= TASK TO COMPLETE =
Repeat all the records, precisely as given.

[Stored entries]
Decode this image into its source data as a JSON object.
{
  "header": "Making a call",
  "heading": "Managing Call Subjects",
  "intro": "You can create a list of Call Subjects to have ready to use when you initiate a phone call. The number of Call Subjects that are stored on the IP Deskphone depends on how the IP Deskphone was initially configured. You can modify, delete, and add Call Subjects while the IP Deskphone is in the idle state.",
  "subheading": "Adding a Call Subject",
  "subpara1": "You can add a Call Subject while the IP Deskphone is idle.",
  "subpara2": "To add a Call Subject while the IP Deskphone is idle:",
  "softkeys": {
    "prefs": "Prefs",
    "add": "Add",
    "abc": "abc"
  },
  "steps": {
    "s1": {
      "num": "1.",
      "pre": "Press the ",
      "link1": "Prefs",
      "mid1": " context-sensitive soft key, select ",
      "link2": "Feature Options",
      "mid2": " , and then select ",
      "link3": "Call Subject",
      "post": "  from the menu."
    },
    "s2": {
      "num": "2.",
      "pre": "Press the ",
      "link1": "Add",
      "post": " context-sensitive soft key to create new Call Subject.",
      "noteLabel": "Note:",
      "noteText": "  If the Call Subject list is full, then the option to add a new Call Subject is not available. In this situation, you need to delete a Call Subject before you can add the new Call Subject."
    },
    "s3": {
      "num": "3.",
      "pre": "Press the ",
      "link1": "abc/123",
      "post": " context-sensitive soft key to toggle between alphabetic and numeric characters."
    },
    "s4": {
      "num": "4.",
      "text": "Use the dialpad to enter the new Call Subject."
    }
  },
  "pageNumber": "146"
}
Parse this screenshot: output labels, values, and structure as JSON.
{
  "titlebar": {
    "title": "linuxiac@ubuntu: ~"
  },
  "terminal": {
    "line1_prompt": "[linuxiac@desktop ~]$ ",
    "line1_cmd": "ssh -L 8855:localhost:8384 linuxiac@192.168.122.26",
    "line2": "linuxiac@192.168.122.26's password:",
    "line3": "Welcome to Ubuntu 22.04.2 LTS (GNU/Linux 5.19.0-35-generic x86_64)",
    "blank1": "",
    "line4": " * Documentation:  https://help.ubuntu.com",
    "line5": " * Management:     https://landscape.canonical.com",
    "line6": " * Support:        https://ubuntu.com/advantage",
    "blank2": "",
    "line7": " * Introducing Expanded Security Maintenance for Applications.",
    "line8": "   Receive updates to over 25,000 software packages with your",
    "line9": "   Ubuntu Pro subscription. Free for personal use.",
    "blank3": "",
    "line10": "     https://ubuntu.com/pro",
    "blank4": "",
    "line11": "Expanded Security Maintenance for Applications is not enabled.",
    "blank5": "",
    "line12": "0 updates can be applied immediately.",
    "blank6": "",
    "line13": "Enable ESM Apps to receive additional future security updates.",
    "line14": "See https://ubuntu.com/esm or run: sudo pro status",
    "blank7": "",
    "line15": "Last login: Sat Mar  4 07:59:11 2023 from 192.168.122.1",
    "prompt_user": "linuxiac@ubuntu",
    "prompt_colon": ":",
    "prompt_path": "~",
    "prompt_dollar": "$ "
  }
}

= SOLUTION TO THE EXERCISE =
Decode this image into its source data as a JSON object.
{
  "header": "Making a call",
  "heading": "Managing Call Subjects",
  "intro": "You can create a list of Call Subjects to have ready to use when you initiate a phone call. The number of Call Subjects that are stored on the IP Deskphone depends on how the IP Deskphone was initially configured. You can modify, delete, and add Call Subjects while the IP Deskphone is in the idle state.",
  "subheading": "Adding a Call Subject",
  "subpara1": "You can add a Call Subject while the IP Deskphone is idle.",
  "subpara2": "To add a Call Subject while the IP Deskphone is idle:",
  "softkeys": {
    "prefs": "Prefs",
    "add": "Add",
    "abc": "abc"
  },
  "steps": {
    "s1": {
      "num": "1.",
      "pre": "Press the ",
      "link1": "Prefs",
      "mid1": " context-sensitive soft key, select ",
      "link2": "Feature Options",
      "mid2": " , and then select ",
      "link3": "Call Subject",
      "post": "  from the menu."
    },
    "s2": {
      "num": "2.",
      "pre": "Press the ",
      "link1": "Add",
      "post": " context-sensitive soft key to create new Call Subject.",
      "noteLabel": "Note:",
      "noteText": "  If the Call Subject list is full, then the option to add a new Call Subject is not available. In this situation, you need to delete a Call Subject before you can add the new Call Subject."
    },
    "s3": {
      "num": "3.",
      "pre": "Press the ",
      "link1": "abc/123",
      "post": " context-sensitive soft key to toggle between alphabetic and numeric characters."
    },
    "s4": {
      "num": "4.",
      "text": "Use the dialpad to enter the new Call Subject."
    }
  },
  "pageNumber": "146"
}
Parse this screenshot: output labels, values, and structure as JSON.
{
  "titlebar": {
    "title": "linuxiac@ubuntu: ~"
  },
  "terminal": {
    "line1_prompt": "[linuxiac@desktop ~]$ ",
    "line1_cmd": "ssh -L 8855:localhost:8384 linuxiac@192.168.122.26",
    "line2": "linuxiac@192.168.122.26's password:",
    "line3": "Welcome to Ubuntu 22.04.2 LTS (GNU/Linux 5.19.0-35-generic x86_64)",
    "blank1": "",
    "line4": " * Documentation:  https://help.ubuntu.com",
    "line5": " * Management:     https://landscape.canonical.com",
    "line6": " * Support:        https://ubuntu.com/advantage",
    "blank2": "",
    "line7": " * Introducing Expanded Security Maintenance for Applications.",
    "line8": "   Receive updates to over 25,000 software packages with your",
    "line9": "   Ubuntu Pro subscription. Free for personal use.",
    "blank3": "",
    "line10": "     https://ubuntu.com/pro",
    "blank4": "",
    "line11": "Expanded Security Maintenance for Applications is not enabled.",
    "blank5": "",
    "line12": "0 updates can be applied immediately.",
    "blank6": "",
    "line13": "Enable ESM Apps to receive additional future security updates.",
    "line14": "See https://ubuntu.com/esm or run: sudo pro status",
    "blank7": "",
    "line15": "Last login: Sat Mar  4 07:59:11 2023 from 192.168.122.1",
    "prompt_user": "linuxiac@ubuntu",
    "prompt_colon": ":",
    "prompt_path": "~",
    "prompt_dollar": "$ "
  }
}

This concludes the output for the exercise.